Georgian police arrested the leader of neo-Nazi group the Nationalist Socialist Movement — National Unity of Georgia on Saturday for the illegal purchase, storing, and carrying of firearms. Giorgi Chelidze faces 3–6 years in prison if convicted.
After searching his flat, police claimed to have found several illegal firearms as well as 28 rounds of ammunition. Prosecutor’s claimed on Monday that Chelidze removed a sink in the bathroom of his house and attempted to dispose of evidence by throwing the bullets down the drain, but was caught in the act by police. Tbilisi City Court remanded Chelidze in custody on Monday afternoon pending his trial.
Chelidze claimed in court on Monday that his ‘only crime was his love for the country, nation, and state’. His lawyer, Gaioz Charkviani, downplayed accusations Chelidze was a ‘fascist’, a term he frequently self-identifies with, claiming that it is a Latin word meaning ‘unity’. He also claimed armbands members of the group wear, including during the court hearings, which resemble those worn by members of the German Nazi Party, were ‘borrowed from Georgian ethnography’.
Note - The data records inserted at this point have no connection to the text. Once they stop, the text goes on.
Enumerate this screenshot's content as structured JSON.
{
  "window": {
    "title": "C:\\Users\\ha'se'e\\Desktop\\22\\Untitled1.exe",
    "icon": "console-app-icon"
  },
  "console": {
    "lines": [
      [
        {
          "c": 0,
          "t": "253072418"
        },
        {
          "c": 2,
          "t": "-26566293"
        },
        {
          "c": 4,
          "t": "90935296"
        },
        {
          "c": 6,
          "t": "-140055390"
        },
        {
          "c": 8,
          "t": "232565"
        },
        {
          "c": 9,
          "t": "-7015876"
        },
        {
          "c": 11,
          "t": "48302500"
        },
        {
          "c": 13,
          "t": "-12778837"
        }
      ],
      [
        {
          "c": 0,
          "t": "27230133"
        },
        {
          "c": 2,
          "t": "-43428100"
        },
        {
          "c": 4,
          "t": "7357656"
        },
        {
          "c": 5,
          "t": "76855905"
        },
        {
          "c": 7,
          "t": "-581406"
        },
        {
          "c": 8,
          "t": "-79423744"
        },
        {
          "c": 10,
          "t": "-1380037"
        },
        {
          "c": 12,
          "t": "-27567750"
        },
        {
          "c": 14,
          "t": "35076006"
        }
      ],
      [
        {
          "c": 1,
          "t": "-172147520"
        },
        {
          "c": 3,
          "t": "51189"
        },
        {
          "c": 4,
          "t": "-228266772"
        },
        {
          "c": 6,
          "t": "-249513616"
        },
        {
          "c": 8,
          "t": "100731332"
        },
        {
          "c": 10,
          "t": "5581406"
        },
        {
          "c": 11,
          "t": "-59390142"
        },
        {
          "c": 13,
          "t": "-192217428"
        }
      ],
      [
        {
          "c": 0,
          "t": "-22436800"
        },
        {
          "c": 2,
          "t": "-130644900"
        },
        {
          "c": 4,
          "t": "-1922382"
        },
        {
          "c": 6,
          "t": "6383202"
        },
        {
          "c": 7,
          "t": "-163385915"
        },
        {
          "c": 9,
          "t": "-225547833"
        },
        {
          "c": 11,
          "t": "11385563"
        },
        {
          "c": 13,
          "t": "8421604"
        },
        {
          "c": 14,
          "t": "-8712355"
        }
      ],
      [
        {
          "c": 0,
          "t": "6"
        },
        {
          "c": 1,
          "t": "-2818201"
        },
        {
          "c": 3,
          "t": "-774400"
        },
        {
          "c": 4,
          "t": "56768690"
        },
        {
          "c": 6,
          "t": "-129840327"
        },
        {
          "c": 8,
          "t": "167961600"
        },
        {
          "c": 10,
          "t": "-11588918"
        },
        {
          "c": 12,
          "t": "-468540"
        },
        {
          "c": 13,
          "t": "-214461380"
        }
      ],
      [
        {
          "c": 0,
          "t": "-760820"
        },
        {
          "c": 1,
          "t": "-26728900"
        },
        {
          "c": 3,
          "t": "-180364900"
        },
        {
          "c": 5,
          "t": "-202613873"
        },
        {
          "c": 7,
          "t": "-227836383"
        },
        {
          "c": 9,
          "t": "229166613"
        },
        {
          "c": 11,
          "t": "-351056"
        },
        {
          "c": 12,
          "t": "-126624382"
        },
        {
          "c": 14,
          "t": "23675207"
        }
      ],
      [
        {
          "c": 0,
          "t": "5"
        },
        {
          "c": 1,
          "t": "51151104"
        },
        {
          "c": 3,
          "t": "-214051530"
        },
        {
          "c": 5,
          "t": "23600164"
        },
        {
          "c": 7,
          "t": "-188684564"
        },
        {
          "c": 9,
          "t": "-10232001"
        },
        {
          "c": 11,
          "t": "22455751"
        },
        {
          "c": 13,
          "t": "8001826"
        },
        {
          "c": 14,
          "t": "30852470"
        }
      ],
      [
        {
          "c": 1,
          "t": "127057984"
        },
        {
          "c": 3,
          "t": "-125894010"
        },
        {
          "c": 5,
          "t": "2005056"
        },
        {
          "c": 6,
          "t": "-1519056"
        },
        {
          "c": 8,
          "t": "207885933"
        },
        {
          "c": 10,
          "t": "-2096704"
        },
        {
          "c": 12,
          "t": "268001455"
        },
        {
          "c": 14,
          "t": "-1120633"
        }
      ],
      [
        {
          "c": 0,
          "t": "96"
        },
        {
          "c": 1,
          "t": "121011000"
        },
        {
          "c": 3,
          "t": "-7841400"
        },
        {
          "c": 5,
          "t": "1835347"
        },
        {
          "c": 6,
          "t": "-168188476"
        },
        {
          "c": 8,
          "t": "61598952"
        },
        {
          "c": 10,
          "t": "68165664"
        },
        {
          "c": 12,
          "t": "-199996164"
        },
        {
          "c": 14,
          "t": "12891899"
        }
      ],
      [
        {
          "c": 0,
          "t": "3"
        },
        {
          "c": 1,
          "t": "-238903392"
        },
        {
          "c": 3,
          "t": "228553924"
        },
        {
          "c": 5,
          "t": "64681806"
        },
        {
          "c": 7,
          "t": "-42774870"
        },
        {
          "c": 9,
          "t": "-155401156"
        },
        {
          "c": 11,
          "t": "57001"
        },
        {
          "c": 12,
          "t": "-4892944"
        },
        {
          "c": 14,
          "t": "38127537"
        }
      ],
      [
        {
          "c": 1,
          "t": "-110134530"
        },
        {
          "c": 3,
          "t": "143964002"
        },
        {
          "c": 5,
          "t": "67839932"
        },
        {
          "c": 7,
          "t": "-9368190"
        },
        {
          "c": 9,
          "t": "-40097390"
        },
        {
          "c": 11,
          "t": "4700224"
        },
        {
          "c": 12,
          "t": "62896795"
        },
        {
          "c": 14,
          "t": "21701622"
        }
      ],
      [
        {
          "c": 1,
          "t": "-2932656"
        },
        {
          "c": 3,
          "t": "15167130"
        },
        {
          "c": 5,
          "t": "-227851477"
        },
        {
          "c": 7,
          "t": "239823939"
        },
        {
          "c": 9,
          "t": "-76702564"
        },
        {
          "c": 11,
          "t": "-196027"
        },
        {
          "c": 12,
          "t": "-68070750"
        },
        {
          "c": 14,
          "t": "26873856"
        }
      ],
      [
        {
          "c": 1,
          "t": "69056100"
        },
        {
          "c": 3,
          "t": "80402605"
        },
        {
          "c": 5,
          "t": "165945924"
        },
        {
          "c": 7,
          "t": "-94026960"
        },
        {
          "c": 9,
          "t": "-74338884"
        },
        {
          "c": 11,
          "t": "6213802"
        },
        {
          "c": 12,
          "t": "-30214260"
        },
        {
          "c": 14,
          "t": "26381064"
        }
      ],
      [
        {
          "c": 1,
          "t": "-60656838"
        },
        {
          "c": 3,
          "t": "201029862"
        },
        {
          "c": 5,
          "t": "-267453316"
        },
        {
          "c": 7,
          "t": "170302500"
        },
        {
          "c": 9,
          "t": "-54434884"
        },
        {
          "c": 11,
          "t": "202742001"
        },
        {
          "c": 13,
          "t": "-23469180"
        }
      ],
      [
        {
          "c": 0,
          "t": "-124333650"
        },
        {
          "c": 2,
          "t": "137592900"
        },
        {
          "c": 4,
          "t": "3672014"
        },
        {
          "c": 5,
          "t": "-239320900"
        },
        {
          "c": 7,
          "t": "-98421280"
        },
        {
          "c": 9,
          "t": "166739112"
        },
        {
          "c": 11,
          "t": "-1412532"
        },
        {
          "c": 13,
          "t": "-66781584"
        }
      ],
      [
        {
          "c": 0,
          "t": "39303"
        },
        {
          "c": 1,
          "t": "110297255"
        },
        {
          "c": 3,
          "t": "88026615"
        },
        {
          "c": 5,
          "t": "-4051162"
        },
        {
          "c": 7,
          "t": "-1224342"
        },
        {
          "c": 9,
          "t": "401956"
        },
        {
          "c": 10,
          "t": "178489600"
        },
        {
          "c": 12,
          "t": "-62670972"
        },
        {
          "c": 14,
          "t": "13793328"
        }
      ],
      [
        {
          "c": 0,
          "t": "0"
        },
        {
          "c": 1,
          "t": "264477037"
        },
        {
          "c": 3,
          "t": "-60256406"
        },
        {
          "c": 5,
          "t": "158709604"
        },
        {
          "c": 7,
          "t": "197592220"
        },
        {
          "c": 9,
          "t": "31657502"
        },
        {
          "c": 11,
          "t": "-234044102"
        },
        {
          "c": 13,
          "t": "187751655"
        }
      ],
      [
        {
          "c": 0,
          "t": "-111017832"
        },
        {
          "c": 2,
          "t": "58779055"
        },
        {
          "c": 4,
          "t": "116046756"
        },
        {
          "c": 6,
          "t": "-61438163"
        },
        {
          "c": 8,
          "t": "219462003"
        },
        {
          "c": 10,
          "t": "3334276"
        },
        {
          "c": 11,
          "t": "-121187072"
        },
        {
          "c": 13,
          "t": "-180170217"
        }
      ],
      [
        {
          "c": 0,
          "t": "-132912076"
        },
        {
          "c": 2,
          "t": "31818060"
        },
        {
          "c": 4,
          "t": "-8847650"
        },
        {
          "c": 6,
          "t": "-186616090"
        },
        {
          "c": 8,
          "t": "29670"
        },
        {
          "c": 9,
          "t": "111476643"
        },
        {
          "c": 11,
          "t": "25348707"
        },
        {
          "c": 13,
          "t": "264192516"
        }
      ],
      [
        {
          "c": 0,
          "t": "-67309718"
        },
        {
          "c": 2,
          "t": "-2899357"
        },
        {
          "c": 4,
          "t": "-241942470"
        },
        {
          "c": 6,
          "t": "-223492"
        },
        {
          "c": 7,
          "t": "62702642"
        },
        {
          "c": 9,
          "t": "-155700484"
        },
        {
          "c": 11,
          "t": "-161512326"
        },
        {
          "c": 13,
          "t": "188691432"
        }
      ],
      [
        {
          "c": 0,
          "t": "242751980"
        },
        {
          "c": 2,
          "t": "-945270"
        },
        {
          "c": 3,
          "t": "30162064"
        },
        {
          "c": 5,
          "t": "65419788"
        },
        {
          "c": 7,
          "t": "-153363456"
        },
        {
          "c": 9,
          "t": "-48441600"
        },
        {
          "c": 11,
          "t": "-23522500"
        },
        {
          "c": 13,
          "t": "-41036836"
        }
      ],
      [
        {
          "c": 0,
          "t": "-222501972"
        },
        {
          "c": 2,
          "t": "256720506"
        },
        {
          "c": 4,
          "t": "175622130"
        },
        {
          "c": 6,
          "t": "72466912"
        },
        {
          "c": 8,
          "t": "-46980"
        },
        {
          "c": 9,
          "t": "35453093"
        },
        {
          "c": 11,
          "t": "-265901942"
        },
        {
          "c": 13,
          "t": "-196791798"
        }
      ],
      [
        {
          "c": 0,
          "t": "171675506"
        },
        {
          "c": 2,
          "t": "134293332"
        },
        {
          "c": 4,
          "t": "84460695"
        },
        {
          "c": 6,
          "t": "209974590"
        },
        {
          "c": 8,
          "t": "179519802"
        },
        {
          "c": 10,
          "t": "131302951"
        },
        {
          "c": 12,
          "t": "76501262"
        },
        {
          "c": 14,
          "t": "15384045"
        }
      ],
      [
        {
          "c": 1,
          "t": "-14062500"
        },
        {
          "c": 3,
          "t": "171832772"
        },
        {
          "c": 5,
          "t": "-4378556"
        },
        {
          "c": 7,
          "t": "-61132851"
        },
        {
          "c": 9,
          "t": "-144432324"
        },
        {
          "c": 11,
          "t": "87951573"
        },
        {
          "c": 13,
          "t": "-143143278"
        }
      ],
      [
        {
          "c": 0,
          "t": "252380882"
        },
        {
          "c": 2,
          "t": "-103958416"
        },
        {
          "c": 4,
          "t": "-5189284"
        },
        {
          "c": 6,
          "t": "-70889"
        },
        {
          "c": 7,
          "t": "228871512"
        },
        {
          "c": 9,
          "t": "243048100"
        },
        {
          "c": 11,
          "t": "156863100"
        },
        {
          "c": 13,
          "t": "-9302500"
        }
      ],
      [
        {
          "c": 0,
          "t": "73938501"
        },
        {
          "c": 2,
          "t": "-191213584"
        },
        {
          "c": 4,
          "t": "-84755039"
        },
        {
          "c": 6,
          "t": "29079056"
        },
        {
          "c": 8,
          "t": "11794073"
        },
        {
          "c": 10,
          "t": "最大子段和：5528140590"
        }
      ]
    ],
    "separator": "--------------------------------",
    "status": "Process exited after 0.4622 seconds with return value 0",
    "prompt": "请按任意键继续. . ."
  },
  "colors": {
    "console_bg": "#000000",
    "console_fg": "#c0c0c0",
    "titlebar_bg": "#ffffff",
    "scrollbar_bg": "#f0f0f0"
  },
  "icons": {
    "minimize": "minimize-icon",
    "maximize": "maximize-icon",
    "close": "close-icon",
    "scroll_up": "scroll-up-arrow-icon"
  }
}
Authorities launched a probe into the National Unity of Georgia after the group published a series of videos on 27 and 30 August entitled ‘fascist Sunday’. The videos showed Chelidze and a group of men wearing the group’s armbands firing an assault rifle at an outdoor location, with instructions on how to fire the weapon.
Prior to his arrest, a post on the group’s Facebook page assured people that Chelidze was not keeping any illegal weapons at home and therefore could not face any legal problems.
Among Georgia’s far-right groups, the National Unity of Georgia has gained visibility in recent years not least due to their threats of violence and videos posted online of members posing with guns.
In April, the group published a video address on Facebook in which two members called for ‘support for those who defend their territory’, referring to a violent incident on 8 April between a group of Nigerian students and other local residents over a football pitch in Tbilisi.
[Read more about racism and xenophobia in Georgia on OC Media: ‘You shouldn’t be here because you’re black’ — Georgia’s racism problem]
The April video, in which three pistols were visible in front of the speakers, led to a police investigation after public outcry. The probe ended after authorities claimed the pistols were pneumatic.
An investigation into the group in May into possibly threatening statements against participants of a rally protesting a police raid on nightclubs also resulted in no charges.
During counter-protests on 12–13 May co-organised by the group, they vowed to form ‘blackshirt detachments’ ‘against drug dealers and LGBT propagandists’, and chanted ‘death to the enemy’ giving Nazi salutes.
On 17 May — International Day Against Homophobia, Transphobia, and Biphobia — several leaders of the National Unity of Georgia were questioned for several hours at a police station over alleged threats they had made towards queer rights activists.
The group still managed to march through Tbilisi’s streets that day under heavy police presence, giving Nazi salutes despite being warned by the State Security Service not to use Nazi symbols in public. According to the Liberty Charter, adopted in 2011, it is illegal to publicly display communist or fascist symbols.
Neo-Nazis — giving Nazi salutes and chanting 'glory to Georgia' along #Tbilisi's Rustaveli Avenue — say they will go Kashueti Church, opposite the parliament building, to pray. #Georgia #IDAHOT #IDAHOT2018 pic.twitter.com/9KLnNpo0RV
— OC Media (@OCMediaorg) 17 May 2018
Speaking to parliament after May’s events, Interior Minister Giorgi Gakharia acknowledged there were shortcomings in the current legislation, describing it as ‘not very effective [at] fighting against aggressive and fascist-leaning groups’. The minister said that ‘if we need amendments to the law in future’ they would be put before parliament. No legal changes have since been publicly announced.
A number of rights groups have criticised the government for mishandling radical groups, insisting that the authorities should act when they continuously make direct threats towards others and incite violence.
National Unity of Georgia have frequently been interviewed or given airtime on TV. Prior to the 2017 Georgian March rally, speaking as part of the Georgian March organising committee on Khariskhis Arkhi (Quality Channel), Chelidze, who often self-identifies as a ‘fascist’, complained of being labelled one. In January 2017, the Public Broadcaster gave Chelidze and two other members of the group free air time, where they spoke of their vision and ideology.
Other conservative groups distance themselves
Sandro Bregadze, leader of the ultra-conservative Georgian March group and a presidential contender for October’s presidential elections, has made several statements distancing himself from the National Unity of Georgia. He suggested that opponents were using the Neo-Nazi group to discredit Georgian March. However, Chelidze was an active participant in organising the July 2017 anti-immigration rally led by Georgian March.
Before marking 17 May 2018 as Day of Family Purity in opposition to International Day Against Homophobia, the Georgian Orthodox Church also distanced itself from the National Unity of Georgia and urged any ‘aggressive’ groups to abstain from participating in events organised by them. The Church described their events as peaceful and celebratory.